The pro-Trump political action committee America First Action says it, too, is cooperating with federal investigators. The group says it contacted prosecutors with the Southern District of New York and offered voluntarily to cooperate.
Not worth pursuing, nothing…but gee the GOP still says that Ukraine was interfering with the 2016 election.
The Republican-controlled Senate Intelligence Committee looked into allegations that Ukraine interfered in the 2016 election and found no evidence to support the claims, according to sources familiar with the matter.
This squares with the overall conclusion of officials who have looked into the matter. Sources tell CNN that no US intelligence agency has ever produced a product accusing the Ukrainian government of interfering in the 2016 US election.
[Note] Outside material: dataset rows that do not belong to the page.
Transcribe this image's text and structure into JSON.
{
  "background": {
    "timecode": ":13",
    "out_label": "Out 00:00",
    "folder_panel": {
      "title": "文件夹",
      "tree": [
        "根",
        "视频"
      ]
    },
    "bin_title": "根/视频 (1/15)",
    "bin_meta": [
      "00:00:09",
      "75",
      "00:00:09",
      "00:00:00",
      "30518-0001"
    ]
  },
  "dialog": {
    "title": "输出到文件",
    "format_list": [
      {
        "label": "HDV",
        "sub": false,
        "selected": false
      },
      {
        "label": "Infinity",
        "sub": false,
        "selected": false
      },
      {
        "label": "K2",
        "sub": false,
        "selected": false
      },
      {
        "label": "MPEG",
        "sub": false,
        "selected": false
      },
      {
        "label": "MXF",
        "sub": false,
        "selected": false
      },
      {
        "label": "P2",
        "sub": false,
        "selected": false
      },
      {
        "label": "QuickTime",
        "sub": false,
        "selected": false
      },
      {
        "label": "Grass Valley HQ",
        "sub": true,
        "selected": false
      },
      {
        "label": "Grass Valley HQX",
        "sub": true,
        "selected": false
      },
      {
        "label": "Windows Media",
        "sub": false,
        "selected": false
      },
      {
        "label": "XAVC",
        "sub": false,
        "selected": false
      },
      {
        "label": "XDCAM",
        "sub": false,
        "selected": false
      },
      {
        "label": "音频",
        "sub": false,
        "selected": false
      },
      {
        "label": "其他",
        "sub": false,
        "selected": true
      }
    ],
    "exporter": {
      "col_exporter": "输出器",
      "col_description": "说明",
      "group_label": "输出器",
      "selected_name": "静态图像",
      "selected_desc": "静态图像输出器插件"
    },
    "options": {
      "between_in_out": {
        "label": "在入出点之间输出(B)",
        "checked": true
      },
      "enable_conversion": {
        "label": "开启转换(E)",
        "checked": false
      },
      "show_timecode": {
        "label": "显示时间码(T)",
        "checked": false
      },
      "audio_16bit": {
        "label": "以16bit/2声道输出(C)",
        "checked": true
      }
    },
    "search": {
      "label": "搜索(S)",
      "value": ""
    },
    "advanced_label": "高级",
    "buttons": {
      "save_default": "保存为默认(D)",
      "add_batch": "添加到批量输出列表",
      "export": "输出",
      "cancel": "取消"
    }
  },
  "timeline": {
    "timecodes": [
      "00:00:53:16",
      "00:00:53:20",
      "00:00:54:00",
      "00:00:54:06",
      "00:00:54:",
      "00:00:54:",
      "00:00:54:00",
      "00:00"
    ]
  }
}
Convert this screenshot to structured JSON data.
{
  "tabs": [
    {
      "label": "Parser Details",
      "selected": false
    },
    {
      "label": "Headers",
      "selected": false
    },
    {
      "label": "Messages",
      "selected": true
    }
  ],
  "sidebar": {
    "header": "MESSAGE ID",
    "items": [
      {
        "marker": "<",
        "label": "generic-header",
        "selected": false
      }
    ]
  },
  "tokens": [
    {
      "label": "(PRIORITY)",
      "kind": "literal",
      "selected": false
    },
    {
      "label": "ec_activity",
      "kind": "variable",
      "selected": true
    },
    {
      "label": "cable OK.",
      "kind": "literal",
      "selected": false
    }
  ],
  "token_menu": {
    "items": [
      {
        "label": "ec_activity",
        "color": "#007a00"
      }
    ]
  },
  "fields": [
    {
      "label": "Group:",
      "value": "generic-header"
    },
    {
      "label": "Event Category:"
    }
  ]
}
Some Republican lawmakers continue to misleadingly say that the government of Ukraine interfered in the 2016 election on the same level as Russia, despite the GOP-led committee looking into the matter and finding little to support the allegation. The committee went so far as to interview former Democratic National Committee operative Alexandra Chalupa – a central figure in theories that say Ukraine interfered in the election – before closing that aspect of their probe, according to the sources. Politico on Monday was first to report the committee’s exploration of Ukraine’s actions in 2016.
The committee looked into any possible Ukrainian interference* because – as committee Chairman Sen. Richard Burr, a North Carolina Republican, told reporters on October 4, 2017 – the investigation was to look into a number of measures, including "any collusion by either campaign during the 2016 elections."
Twelve days after he said that, sources tell CNN, Chalupa met with staffers on the committee for a more-than-two-hour meeting covering a range of subjects, including why she was so alarmed in 2016 to learn that candidate Donald Trump had hired Paul Manafort, who worked with corrupt Ukrainian President Viktor Yanukovych.
Chalupa was never called back before the committee and investigators considered the matter closed, sources say. Chalupa could not be reached for comment.
AG Barr is getting ahead of the IG Report on what the FBI did…but now Barr does not agree with it. Like the Mueller Report, Barr is putting shade on the results.
Attorney General William P. Barr has told associates he disagrees with the Justice Department’s inspector general on one of the key findings in an upcoming report — that the FBI had enough information in July 2016 to justify launching an investigation into members of the Trump campaign, according to people familiar with the matter.
The Justice Department’s inspector general, Michael Horowitz, is due to release his long-awaited findings in a week, but behind the scenes at the Justice Department, disagreement has surfaced about one of Horowitz’s central conclusions on the origins of the Russia investigation. The discord could be the prelude to a major fissure within federal law enforcement on the controversial question of investigating a presidential campaign.
Barr has not been swayed by Horowitz’s rationale for concluding that the FBI had sufficient basis to open an investigation on July 31, 2016, these people said.
Barr’s public defenses of President Trump, including his assertion that intelligence agents spied on the Trump campaign, have led Democrats to accuse him of acting like the president’s personal attorney and eroding the independence of the Justice Department. But Trump and his Republican allies have cheered Barr’s skepticism of the Russia investigation.
The attorney general has privately contended that Horowitz does not have enough information to reach the conclusion the FBI had enough details in hand at the time to justify opening such a probe. He argues that other U.S. agencies, such as the CIA, may hold significant information that could alter Horowitz’s conclusion on that point, according to the people familiar with the matter who spoke on the condition of anonymity to discuss internal deliberations.